Yesterday I woke up to a startling realization: Like the dozens of women I treat, I will soon be entering “the change” as they call it, and I instantly was catapulted on to the other side of the exam table. While all the symptoms are not present, I’ve been noticing the signs, and when I reviewed the blood work that was done last week, it was clear. The “M” word is coming soon.
I’ve never been one to fight the biological clock, but yesterday I found myself in a state of frustration, fear, and sadness. “I’m only 42. I don’t even feel 40. I don’t want to deal with all of the implications that come with the depletion of hormones. So, I pull from my own integrative knowledge, and frantically go online to find the supplements I know will enhance the little bit of oomph my ovaries still have. I do the exact thing I often try to discourage my patients from doing.
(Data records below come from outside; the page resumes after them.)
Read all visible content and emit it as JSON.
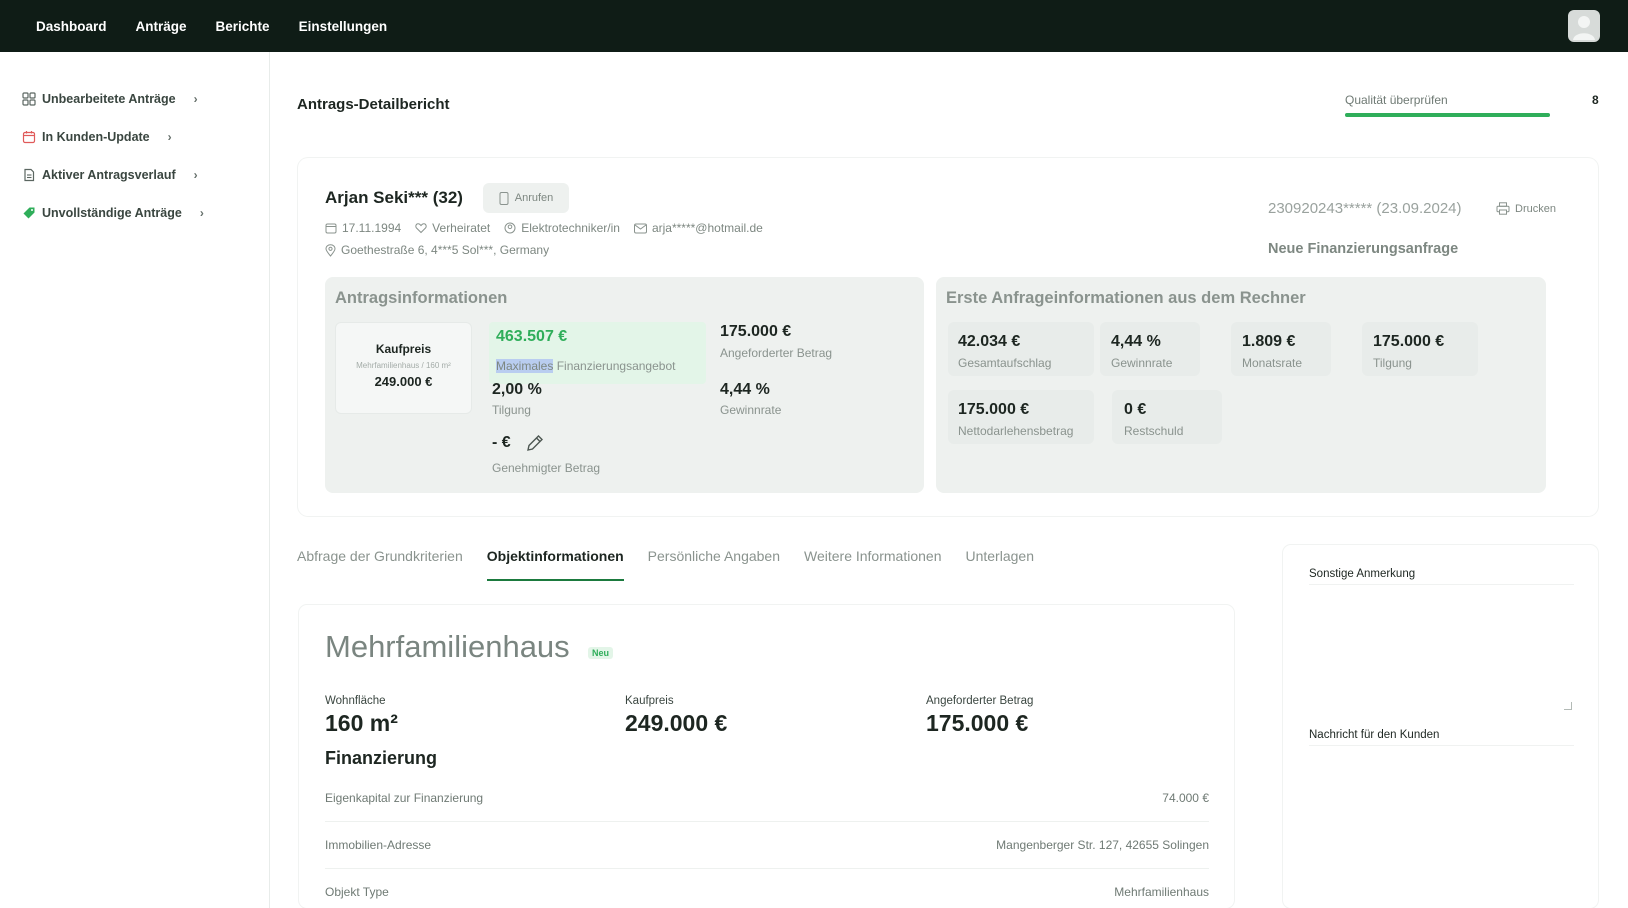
{
  "nav": {
    "items": [
      {
        "label": "Dashboard"
      },
      {
        "label": "Anträge"
      },
      {
        "label": "Berichte"
      },
      {
        "label": "Einstellungen"
      }
    ]
  },
  "sidebar": {
    "items": [
      {
        "label": "Unbearbeitete Anträge",
        "icon": "grid-icon",
        "color": "#5b6661"
      },
      {
        "label": "In Kunden-Update",
        "icon": "calendar-icon",
        "color": "#e05a5a"
      },
      {
        "label": "Aktiver Antragsverlauf",
        "icon": "document-icon",
        "color": "#5b6661"
      },
      {
        "label": "Unvollständige Anträge",
        "icon": "tag-icon",
        "color": "#2fae5a"
      }
    ]
  },
  "header": {
    "title": "Antrags-Detailbericht",
    "quality_label": "Qualität überprüfen",
    "quality_progress": 1.0,
    "quality_count": "8"
  },
  "applicant": {
    "name": "Arjan Seki*** (32)",
    "call_label": "Anrufen",
    "birthdate": "17.11.1994",
    "marital_status": "Verheiratet",
    "occupation": "Elektrotechniker/in",
    "email": "arja*****@hotmail.de",
    "address": "Goethestraße 6, 4***5 Sol***, Germany",
    "reference": "230920243***** (23.09.2024)",
    "print_label": "Drucken",
    "request_type": "Neue Finanzierungsanfrage"
  },
  "antrag": {
    "title": "Antragsinformationen",
    "kaufpreis_label": "Kaufpreis",
    "kaufpreis_sub": "Mehrfamilienhaus / 160 m²",
    "kaufpreis_value": "249.000 €",
    "max_value": "463.507 €",
    "max_label_highlight": "Maximales",
    "max_label_rest": " Finanzierungsangebot",
    "requested_value": "175.000 €",
    "requested_label": "Angeforderter Betrag",
    "tilgung_value": "2,00 %",
    "tilgung_label": "Tilgung",
    "rate_value": "4,44 %",
    "rate_label": "Gewinnrate",
    "approved_value": "- €",
    "approved_label": "Genehmigter Betrag"
  },
  "rechner": {
    "title": "Erste Anfrageinformationen aus dem Rechner",
    "tiles": [
      {
        "value": "42.034 €",
        "label": "Gesamtaufschlag"
      },
      {
        "value": "4,44 %",
        "label": "Gewinnrate"
      },
      {
        "value": "1.809 €",
        "label": "Monatsrate"
      },
      {
        "value": "175.000 €",
        "label": "Tilgung"
      },
      {
        "value": "175.000 €",
        "label": "Nettodarlehensbetrag"
      },
      {
        "value": "0 €",
        "label": "Restschuld"
      }
    ]
  },
  "tabs": [
    {
      "label": "Abfrage der Grundkriterien",
      "active": false
    },
    {
      "label": "Objektinformationen",
      "active": true
    },
    {
      "label": "Persönliche Angaben",
      "active": false
    },
    {
      "label": "Weitere Informationen",
      "active": false
    },
    {
      "label": "Unterlagen",
      "active": false
    }
  ],
  "object": {
    "title": "Mehrfamilienhaus",
    "badge": "Neu",
    "fields": [
      {
        "label": "Wohnfläche",
        "value": "160 m²"
      },
      {
        "label": "Kaufpreis",
        "value": "249.000 €"
      },
      {
        "label": "Angeforderter Betrag",
        "value": "175.000 €"
      }
    ],
    "financing_title": "Finanzierung",
    "rows": [
      {
        "label": "Eigenkapital zur Finanzierung",
        "value": "74.000 €"
      },
      {
        "label": "Immobilien-Adresse",
        "value": "Mangenberger Str. 127, 42655 Solingen"
      },
      {
        "label": "Objekt Type",
        "value": "Mehrfamilienhaus"
      }
    ]
  },
  "notes": {
    "other_label": "Sonstige Anmerkung",
    "message_label": "Nachricht für den Kunden"
  }
}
Go figure.
We are facing the same things our patients are in our own lives every day.
We as physicians are faced daily with the effects of illness, death, dying and the aging process through our patients. We also deal with relationship problems, divorce, financial strain, challenges with our children and aging parents just like our patients do. So, what happens when we begin to experience the very thing that we advise and treat our patients on daily especially when it is difficult for us to bring ourselves to be the patient. We may sometimes forget that we are not beyond the physical and emotional ups and downs that we treat in our patients, we as physicians must face that we are human too. This is why we must take care of ourselves as a community by taking care of each other. Say what? “Don’t I take care of enough people already?” The answer to that is yes, and that is precisely why we need to take care of each other.
What exactly do you mean by that?
When I am feeling sad, hopeless, scared about my own mortality, the last person I’d feel safe to call is a colleague. We as a community do not make it safe to open up to each other when we are in distress. In fact, we either largely avoid our colleagues when they are in distress or worse we try to diagnose and treat them … label them as we do our patients. Even though we are doing the latter in an attempt to be helpful, this approach can cause further isolation and ultimately lead to a darker fate.
Research shows that approximately 400 physicians commit suicide each year.
We know that the prevalence of depression and suicide is widely under-reported. In my residency program, I was moments away from swallowing a bottle of Percocet after a knee surgery, and I had been depressed for months. Up until that point, I had told no one that I was suffering. And while I did something most doctors don’t (I asked for help), a good friend of mine didn’t and only six years later, he shot himself.
It’s often a detrimental surprise to the colleagues of the doctor who had seen him or her daily, often with no awareness that there was even a problem.
We are conditioned to push on when we are struggling. We are taught from the time we enter medical school to never show weakness. It is so ingrained that even we forget that we are human, and not the robot, lone ranger, superheroes that others sometimes see us as. How, then can we take care of each other?
We can start simply by asking “How are you doing?” I don’t mean that fast walk by type of “how’re you doing” while barely stopping to hear the answer. I mean a genuine stop, look them in the eye, “how are you doing, really?”
The answer may be “fine.” Whether or not they are fine is not the point (remember, your colleague is just as conditioned as you are), the point is someone took the time to care enough to ask in a way that begged for a real answer. You have planted the seed that you care. The more we do this for each other, the more we will connect. Connection leads to authentic conversation, and that could save your colleague’s life.
Is that it? Are you saying that asking how someone is doing will solve this enormous problem?
Of course not! We are only at the beginning of creating solutions to this insidious disease of our culture that leads to physician burnout, exhaustion, depression, and suicide. It’s a mountain with no top. We must start with ourselves. Recognizing that you are human is first. Give yourself permission to take care of yourself. Create a strategy that has your life really work. As you work your own plan, then and only then will you begin have the space to connect with your colleagues in a way that makes a difference.
Believe me, whether your colleague admits it or even recognizes the impact, by making repeated attempts to connect, you are speaking to the unconscious mind. You are telling them “Hey, you are not alone.” Perhaps if someone had been asked the question “How are you doing, really?”, I would not have found myself staring down the barrel of that bottle of Percocet 14 years ago. Perhaps if someone had taken the time to ask, my dear friend and colleague that same question 8 years ago, he’d be alive today.
Maiysha Clairborne is an integrative medicine physician and can be reached at TheStressFreeMD. She is the author of The Wellness Blueprint: The Complete Mind/Body Approach to Reclaiming Your Health & Wellness.
Image credit: Shutterstock.com